Competing interests

The authors declare that they have no competing interests.

Authors' contributions

CMP collected and purified the viruses, constructed the library, conducted the sequencing, co-wrote the manuscript and helped prepare figures. GFS provided advice on sample preparation, assisted in clone picking, processed and analyzed the sequence data, prepared the figures, and co-wrote the manuscript. Both author's read and approved the final manuscript.

Authors’ original submitted files for images

Rights and permissions

This article is published under license to BioMed Central Ltd. This is an Open Access article distributed under the terms of the Creative Commons Attribution License (, which permits unrestricted use, distribution, and reproduction in any medium, provided the original work is properly cited.

Reprints and Permissions

About this article

Cite this article

Steward, G.F., Preston, C.M. Analysis of a viral metagenomic library from 200 m depth in Monterey Bay, California constructed by direct shotgun cloning. Virol J 8, 287 (2011).

Download citation

  • Received:

  • Accepted:

  • Published:

  • DOI:

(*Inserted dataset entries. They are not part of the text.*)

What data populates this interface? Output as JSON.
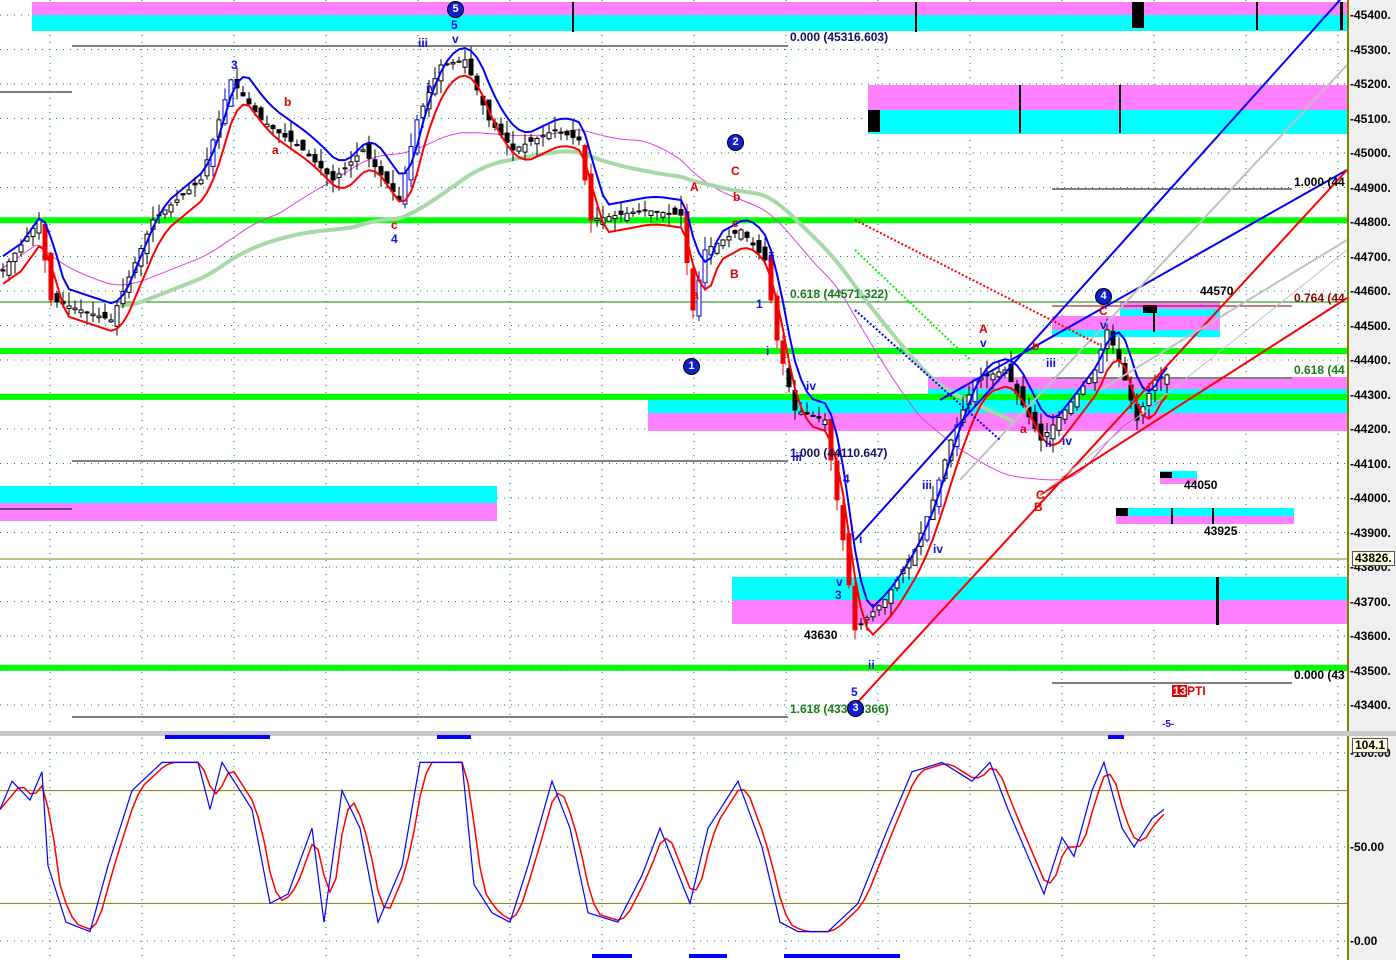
{
  "colors": {
    "cyan": "#00ffff",
    "pink": "#ff80ff",
    "green": "#00ff00",
    "blue": "#0000ff",
    "red": "#ff0000",
    "grid": "#008080"
  },
  "chart_data": [
    {
      "type": "candlestick",
      "title": "Price",
      "ylim": [
        43350,
        45450
      ],
      "yticks": [
        "45400.",
        "45300.",
        "45200.",
        "45100.",
        "45000.",
        "44900.",
        "44800.",
        "44700.",
        "44600.",
        "44500.",
        "44400.",
        "44300.",
        "44200.",
        "44100.",
        "44000.",
        "43900.",
        "43800.",
        "43700.",
        "43600.",
        "43500.",
        "43400."
      ],
      "last_price": "43826.",
      "close_path": [
        [
          0,
          44661
        ],
        [
          6,
          44806
        ],
        [
          8,
          44574
        ],
        [
          18,
          44516
        ],
        [
          25,
          44806
        ],
        [
          33,
          44922
        ],
        [
          38,
          45212
        ],
        [
          43,
          45096
        ],
        [
          50,
          45009
        ],
        [
          55,
          44922
        ],
        [
          60,
          45009
        ],
        [
          66,
          44864
        ],
        [
          69,
          45096
        ],
        [
          73,
          45255
        ],
        [
          77,
          45270
        ],
        [
          81,
          45096
        ],
        [
          85,
          45009
        ],
        [
          92,
          45067
        ],
        [
          96,
          45038
        ],
        [
          98,
          44806
        ],
        [
          107,
          44835
        ],
        [
          113,
          44820
        ],
        [
          115,
          44545
        ],
        [
          117,
          44719
        ],
        [
          123,
          44777
        ],
        [
          127,
          44690
        ],
        [
          129,
          44458
        ],
        [
          132,
          44255
        ],
        [
          137,
          44226
        ],
        [
          140,
          43879
        ],
        [
          142,
          43618
        ],
        [
          147,
          43705
        ],
        [
          152,
          43850
        ],
        [
          155,
          43994
        ],
        [
          158,
          44168
        ],
        [
          162,
          44342
        ],
        [
          167,
          44371
        ],
        [
          173,
          44168
        ],
        [
          177,
          44255
        ],
        [
          182,
          44371
        ],
        [
          184,
          44487
        ],
        [
          186,
          44400
        ],
        [
          189,
          44226
        ],
        [
          192,
          44342
        ],
        [
          194,
          44357
        ]
      ],
      "support_resistance": [
        44805,
        44426,
        44293,
        43508
      ],
      "fib_left": [
        "0.000 (45316.603)",
        "0.618 (44571.322)",
        "1.000 (44110.647)",
        "1.618 (433?3.366)"
      ],
      "fib_right": [
        "1.000 (44",
        "0.764 (44",
        "0.618 (44",
        "0.000 (43"
      ],
      "price_labels": [
        "44570",
        "44050",
        "43925",
        "43630"
      ],
      "pti": {
        "count": "13",
        "text": "PTI"
      }
    },
    {
      "type": "line",
      "title": "Stochastic",
      "ylim": [
        0,
        100
      ],
      "yticks": [
        "100.00",
        "50.00",
        "0.00"
      ],
      "last_value": "104.1",
      "series": [
        {
          "name": "%K",
          "color": "#0000ff",
          "values": [
            [
              0,
              70
            ],
            [
              2,
              85
            ],
            [
              5,
              75
            ],
            [
              7,
              90
            ],
            [
              8,
              40
            ],
            [
              11,
              10
            ],
            [
              15,
              5
            ],
            [
              18,
              40
            ],
            [
              22,
              80
            ],
            [
              27,
              95
            ],
            [
              33,
              95
            ],
            [
              35,
              70
            ],
            [
              37,
              95
            ],
            [
              42,
              70
            ],
            [
              45,
              20
            ],
            [
              48,
              25
            ],
            [
              52,
              60
            ],
            [
              54,
              10
            ],
            [
              57,
              80
            ],
            [
              60,
              60
            ],
            [
              63,
              10
            ],
            [
              67,
              40
            ],
            [
              70,
              95
            ],
            [
              77,
              95
            ],
            [
              79,
              30
            ],
            [
              82,
              15
            ],
            [
              85,
              10
            ],
            [
              88,
              40
            ],
            [
              92,
              85
            ],
            [
              95,
              60
            ],
            [
              98,
              15
            ],
            [
              103,
              10
            ],
            [
              107,
              35
            ],
            [
              110,
              60
            ],
            [
              115,
              20
            ],
            [
              118,
              60
            ],
            [
              123,
              85
            ],
            [
              127,
              50
            ],
            [
              130,
              10
            ],
            [
              133,
              5
            ],
            [
              138,
              5
            ],
            [
              143,
              20
            ],
            [
              148,
              60
            ],
            [
              152,
              90
            ],
            [
              157,
              95
            ],
            [
              162,
              85
            ],
            [
              165,
              95
            ],
            [
              168,
              70
            ],
            [
              172,
              40
            ],
            [
              174,
              25
            ],
            [
              177,
              55
            ],
            [
              179,
              45
            ],
            [
              182,
              80
            ],
            [
              184,
              95
            ],
            [
              187,
              60
            ],
            [
              189,
              50
            ],
            [
              192,
              65
            ],
            [
              194,
              70
            ]
          ]
        }
      ]
    }
  ],
  "wave_labels": {
    "w5top": "5",
    "w5v": "v",
    "iii": "iii",
    "iv": "iv",
    "n3": "3",
    "b": "b",
    "a": "a",
    "c": "c",
    "n4": "4",
    "A": "A",
    "C": "C",
    "B": "B",
    "bb": "b",
    "cc": "c",
    "aa": "a",
    "n1": "1",
    "i": "i",
    "ii": "ii",
    "iv2": "iv",
    "iii2": "iii",
    "n4b": "4",
    "n3b": "3",
    "v2": "v",
    "n5": "5",
    "ii2": "ii",
    "iii3": "iii",
    "iv3": "iv",
    "A2": "A",
    "v3": "v",
    "a2": "a",
    "b2": "b",
    "iii4": "iii",
    "ii3": "ii",
    "iv4": "iv",
    "C2": "C",
    "B2": "B",
    "C3": "C",
    "v4": "v",
    "m5": "-5-"
  },
  "circled": {
    "c5": "5",
    "c2": "2",
    "c1": "1",
    "c4": "4",
    "c3": "3"
  }
}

  • Arctic Ocean
  • Buoyant Density
  • Direct Cloning
  • Genome Survey Sequence
  • Eukaryotic Virus